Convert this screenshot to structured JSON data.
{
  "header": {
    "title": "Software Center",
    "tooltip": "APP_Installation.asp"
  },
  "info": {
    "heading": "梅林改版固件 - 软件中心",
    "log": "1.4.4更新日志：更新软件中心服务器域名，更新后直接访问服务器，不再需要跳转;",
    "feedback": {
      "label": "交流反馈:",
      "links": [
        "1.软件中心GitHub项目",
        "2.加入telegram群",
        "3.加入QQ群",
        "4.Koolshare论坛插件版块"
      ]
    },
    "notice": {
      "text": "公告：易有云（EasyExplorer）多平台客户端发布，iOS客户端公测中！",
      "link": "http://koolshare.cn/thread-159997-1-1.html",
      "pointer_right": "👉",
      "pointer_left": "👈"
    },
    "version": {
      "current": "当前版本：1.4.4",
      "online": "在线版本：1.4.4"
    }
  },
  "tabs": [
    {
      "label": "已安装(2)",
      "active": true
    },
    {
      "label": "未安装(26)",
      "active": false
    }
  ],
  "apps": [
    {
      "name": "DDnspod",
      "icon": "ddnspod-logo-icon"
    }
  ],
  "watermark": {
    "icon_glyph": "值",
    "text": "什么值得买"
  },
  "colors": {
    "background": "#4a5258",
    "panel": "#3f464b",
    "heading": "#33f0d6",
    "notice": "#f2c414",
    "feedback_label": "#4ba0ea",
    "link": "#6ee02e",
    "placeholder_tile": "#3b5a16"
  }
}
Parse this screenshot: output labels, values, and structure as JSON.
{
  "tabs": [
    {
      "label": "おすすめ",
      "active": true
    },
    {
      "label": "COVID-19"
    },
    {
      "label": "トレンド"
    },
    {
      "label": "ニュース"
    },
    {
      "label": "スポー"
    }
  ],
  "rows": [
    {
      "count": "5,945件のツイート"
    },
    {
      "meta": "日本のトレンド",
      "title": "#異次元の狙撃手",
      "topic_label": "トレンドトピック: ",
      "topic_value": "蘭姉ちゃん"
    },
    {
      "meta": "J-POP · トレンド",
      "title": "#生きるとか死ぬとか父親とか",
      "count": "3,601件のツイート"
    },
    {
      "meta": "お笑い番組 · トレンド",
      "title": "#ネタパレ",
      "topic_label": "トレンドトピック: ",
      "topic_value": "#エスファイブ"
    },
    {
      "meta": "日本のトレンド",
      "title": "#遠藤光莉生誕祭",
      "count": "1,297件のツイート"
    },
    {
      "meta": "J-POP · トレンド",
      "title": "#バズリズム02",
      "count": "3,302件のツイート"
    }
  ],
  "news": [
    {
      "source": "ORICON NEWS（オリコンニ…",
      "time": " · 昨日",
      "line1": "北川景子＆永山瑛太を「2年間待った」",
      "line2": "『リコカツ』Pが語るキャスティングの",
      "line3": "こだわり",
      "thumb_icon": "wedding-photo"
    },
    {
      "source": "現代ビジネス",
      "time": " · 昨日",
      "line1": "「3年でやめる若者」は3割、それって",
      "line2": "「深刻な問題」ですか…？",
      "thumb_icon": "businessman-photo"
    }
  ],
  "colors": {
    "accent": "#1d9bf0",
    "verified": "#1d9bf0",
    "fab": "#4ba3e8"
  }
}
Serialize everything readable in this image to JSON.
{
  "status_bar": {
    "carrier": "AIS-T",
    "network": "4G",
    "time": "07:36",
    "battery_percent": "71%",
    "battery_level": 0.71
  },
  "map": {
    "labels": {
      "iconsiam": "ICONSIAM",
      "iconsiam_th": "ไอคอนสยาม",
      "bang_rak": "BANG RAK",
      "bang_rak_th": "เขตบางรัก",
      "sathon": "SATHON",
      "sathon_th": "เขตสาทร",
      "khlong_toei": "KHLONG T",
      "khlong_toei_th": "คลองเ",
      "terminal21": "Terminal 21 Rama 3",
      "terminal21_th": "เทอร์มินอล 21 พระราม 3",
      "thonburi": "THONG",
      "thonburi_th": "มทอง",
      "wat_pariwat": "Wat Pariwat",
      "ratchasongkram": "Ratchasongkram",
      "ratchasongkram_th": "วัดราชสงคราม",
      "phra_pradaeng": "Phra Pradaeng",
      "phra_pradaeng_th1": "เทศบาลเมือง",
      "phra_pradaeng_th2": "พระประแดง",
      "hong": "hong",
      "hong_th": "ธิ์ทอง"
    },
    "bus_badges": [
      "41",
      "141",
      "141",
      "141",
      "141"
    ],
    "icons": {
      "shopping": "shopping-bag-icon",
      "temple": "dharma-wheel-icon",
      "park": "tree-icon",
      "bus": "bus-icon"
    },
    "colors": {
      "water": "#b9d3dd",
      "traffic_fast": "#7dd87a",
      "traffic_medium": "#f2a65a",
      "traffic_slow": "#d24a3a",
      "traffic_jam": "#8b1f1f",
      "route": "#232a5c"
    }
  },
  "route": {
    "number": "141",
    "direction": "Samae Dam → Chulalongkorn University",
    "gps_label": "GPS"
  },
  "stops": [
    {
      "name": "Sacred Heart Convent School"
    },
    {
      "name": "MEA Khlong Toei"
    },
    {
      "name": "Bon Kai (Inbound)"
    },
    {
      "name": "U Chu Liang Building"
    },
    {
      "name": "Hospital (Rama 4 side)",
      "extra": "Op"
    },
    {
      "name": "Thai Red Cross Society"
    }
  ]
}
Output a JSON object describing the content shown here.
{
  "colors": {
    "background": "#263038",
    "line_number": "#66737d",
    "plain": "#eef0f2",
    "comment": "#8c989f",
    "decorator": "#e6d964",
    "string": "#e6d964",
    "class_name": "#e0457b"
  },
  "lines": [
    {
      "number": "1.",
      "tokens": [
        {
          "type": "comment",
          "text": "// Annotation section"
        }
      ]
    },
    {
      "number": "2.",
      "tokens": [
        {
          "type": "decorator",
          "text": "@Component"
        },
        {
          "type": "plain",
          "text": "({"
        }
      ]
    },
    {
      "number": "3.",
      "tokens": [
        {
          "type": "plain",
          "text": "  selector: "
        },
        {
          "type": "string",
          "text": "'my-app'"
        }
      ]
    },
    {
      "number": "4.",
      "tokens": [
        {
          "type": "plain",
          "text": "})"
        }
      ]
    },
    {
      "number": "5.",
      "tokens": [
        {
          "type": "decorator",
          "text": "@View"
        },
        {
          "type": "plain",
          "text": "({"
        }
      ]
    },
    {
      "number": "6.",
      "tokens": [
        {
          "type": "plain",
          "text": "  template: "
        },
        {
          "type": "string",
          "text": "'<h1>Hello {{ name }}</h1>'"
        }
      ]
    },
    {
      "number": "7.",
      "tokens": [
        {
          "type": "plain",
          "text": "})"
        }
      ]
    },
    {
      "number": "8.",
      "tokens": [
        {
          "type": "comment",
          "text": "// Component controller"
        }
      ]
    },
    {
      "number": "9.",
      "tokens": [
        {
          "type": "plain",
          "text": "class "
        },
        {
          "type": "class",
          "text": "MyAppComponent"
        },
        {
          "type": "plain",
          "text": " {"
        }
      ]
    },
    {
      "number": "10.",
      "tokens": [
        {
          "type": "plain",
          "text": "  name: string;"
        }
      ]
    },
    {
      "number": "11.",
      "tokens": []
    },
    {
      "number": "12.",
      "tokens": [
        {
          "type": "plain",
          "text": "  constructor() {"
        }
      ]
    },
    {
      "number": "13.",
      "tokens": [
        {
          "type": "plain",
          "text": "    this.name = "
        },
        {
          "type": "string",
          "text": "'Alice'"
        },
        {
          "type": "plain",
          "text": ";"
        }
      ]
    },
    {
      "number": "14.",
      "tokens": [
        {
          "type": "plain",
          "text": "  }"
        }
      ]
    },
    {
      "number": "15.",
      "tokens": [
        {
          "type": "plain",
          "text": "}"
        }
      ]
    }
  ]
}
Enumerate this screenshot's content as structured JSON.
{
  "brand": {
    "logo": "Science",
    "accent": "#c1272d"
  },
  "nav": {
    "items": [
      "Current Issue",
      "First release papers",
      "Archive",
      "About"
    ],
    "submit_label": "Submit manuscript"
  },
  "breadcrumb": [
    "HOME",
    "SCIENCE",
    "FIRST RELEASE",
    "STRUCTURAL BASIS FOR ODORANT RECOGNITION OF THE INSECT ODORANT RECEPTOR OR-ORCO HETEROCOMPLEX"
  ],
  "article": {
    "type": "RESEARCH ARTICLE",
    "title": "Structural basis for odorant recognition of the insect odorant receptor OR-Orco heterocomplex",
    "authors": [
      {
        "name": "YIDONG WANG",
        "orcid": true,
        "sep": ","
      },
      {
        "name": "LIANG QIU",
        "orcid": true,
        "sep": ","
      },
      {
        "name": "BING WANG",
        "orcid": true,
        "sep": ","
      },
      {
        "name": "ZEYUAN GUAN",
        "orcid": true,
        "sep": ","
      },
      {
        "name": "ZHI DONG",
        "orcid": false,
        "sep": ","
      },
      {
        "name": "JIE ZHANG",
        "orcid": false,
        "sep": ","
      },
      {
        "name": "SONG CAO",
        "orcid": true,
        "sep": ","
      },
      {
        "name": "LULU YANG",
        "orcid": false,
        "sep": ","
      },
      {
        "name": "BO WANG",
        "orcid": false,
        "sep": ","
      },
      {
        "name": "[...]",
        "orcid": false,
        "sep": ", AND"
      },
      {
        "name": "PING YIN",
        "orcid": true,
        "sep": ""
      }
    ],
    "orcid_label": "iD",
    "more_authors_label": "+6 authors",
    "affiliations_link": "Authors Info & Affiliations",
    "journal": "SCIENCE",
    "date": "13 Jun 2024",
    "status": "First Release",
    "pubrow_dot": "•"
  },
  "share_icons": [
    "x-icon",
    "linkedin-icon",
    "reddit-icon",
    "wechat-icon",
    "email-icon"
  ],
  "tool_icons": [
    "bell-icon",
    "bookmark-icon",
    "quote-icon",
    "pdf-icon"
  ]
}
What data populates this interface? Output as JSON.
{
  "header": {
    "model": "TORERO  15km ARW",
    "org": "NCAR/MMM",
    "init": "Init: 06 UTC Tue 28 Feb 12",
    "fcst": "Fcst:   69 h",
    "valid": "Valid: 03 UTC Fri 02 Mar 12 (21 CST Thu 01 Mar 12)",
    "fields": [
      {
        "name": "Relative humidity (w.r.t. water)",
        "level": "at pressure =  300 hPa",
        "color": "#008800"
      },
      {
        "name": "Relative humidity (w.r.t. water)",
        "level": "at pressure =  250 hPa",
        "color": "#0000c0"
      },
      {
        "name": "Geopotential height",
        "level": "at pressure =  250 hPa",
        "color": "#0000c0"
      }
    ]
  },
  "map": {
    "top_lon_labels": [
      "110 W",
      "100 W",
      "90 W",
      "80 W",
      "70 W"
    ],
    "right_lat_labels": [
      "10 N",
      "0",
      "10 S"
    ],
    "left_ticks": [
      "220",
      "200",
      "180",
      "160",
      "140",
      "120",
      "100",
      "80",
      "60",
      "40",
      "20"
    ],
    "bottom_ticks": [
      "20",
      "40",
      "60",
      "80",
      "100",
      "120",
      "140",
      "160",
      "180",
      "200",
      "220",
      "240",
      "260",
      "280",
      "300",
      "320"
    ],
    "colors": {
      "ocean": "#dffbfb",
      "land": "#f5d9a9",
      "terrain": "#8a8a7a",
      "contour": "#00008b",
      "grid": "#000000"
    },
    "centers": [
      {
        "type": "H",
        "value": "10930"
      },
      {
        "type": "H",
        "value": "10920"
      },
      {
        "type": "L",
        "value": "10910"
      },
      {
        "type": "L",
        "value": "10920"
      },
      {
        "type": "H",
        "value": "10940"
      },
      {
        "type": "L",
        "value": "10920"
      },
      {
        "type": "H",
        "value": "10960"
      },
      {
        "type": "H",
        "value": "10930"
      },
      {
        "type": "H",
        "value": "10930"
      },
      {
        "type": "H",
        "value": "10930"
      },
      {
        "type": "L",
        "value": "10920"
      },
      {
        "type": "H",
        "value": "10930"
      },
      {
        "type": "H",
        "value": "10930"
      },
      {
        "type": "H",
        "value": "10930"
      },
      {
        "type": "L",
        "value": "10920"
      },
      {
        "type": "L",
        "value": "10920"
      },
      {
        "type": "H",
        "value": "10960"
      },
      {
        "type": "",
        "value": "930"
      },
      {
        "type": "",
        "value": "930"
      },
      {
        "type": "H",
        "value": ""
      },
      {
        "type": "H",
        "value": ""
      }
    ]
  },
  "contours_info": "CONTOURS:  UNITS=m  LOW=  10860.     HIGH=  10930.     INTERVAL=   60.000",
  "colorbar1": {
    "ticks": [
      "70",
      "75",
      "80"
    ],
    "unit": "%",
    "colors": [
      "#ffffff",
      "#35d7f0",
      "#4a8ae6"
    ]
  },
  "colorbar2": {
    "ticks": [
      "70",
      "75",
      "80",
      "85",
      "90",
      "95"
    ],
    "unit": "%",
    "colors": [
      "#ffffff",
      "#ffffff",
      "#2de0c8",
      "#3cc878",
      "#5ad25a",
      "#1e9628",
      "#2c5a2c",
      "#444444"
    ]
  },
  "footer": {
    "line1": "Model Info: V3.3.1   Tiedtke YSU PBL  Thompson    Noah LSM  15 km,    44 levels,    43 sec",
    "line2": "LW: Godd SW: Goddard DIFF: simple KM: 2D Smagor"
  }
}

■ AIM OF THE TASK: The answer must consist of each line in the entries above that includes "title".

■ ANSWER SPACE:
    "title": "Software Center",
      "title": "#異次元の狙撃手",
      "title": "#生きるとか死ぬとか父親とか",
      "title": "#ネタパレ",
      "title": "#遠藤光莉生誕祭",
      "title": "#バズリズム02",
    "title": "Structural basis for odorant recognition of the insect odorant receptor OR-Orco heterocomplex",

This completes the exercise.